WHAT TO PRODUCE:
From the listing below, pull out the lines that hold "text".

DATA TO PROCESS:
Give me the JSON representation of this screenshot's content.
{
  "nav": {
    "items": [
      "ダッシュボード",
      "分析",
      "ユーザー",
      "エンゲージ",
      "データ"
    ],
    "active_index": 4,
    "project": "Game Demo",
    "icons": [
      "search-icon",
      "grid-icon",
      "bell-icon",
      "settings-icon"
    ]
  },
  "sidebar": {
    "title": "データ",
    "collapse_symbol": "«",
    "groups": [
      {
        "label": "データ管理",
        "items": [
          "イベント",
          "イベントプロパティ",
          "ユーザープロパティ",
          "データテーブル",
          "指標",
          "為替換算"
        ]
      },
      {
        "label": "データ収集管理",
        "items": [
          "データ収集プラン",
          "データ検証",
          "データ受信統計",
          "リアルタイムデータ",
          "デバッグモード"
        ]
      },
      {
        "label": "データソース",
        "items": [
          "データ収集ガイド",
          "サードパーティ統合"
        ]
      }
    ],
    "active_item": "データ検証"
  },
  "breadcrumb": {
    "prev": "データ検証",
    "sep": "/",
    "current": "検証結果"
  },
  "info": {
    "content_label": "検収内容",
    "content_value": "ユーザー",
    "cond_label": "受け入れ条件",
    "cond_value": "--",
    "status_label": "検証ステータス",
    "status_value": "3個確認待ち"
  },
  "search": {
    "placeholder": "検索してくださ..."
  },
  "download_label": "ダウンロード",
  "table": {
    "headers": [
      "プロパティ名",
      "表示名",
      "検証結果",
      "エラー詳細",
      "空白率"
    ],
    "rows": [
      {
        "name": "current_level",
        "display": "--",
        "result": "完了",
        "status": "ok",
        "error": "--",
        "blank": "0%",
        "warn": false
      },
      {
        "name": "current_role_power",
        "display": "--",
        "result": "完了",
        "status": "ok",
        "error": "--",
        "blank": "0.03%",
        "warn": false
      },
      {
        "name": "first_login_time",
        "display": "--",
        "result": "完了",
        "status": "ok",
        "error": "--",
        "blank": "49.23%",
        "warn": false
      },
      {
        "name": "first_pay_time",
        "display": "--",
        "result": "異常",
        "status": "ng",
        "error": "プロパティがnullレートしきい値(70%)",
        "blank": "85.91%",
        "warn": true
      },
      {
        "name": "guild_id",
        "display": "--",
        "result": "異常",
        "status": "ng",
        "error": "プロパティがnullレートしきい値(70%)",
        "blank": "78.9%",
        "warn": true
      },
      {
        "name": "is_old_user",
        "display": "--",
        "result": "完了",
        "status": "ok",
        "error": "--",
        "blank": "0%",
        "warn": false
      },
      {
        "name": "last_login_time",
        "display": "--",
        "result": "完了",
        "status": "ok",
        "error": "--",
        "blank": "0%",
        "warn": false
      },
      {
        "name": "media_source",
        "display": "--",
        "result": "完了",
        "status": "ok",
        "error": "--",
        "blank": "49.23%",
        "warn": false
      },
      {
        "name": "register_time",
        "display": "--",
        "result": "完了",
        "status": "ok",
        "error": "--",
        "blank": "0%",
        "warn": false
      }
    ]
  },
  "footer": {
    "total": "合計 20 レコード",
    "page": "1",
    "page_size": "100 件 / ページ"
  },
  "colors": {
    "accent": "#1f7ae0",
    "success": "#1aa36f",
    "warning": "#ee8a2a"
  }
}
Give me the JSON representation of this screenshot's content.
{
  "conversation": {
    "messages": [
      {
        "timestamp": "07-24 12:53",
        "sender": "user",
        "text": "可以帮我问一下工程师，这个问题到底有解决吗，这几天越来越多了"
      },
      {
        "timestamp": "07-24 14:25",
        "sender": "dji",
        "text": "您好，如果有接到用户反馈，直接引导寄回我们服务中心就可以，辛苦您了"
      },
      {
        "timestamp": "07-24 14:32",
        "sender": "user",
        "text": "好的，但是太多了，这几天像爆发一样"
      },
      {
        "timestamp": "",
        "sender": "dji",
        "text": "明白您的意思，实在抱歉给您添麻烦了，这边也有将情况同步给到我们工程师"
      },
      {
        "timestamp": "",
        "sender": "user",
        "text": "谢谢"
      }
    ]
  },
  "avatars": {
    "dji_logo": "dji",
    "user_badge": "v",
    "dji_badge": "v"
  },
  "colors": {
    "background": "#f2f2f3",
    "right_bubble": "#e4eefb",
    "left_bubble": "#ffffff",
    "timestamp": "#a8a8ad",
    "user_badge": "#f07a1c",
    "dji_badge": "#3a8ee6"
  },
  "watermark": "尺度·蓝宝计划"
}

OUTPUT BELOW:
        "text": "可以帮我问一下工程师，这个问题到底有解决吗，这几天越来越多了"
        "text": "您好，如果有接到用户反馈，直接引导寄回我们服务中心就可以，辛苦您了"
        "text": "好的，但是太多了，这几天像爆发一样"
        "text": "明白您的意思，实在抱歉给您添麻烦了，这边也有将情况同步给到我们工程师"
        "text": "谢谢"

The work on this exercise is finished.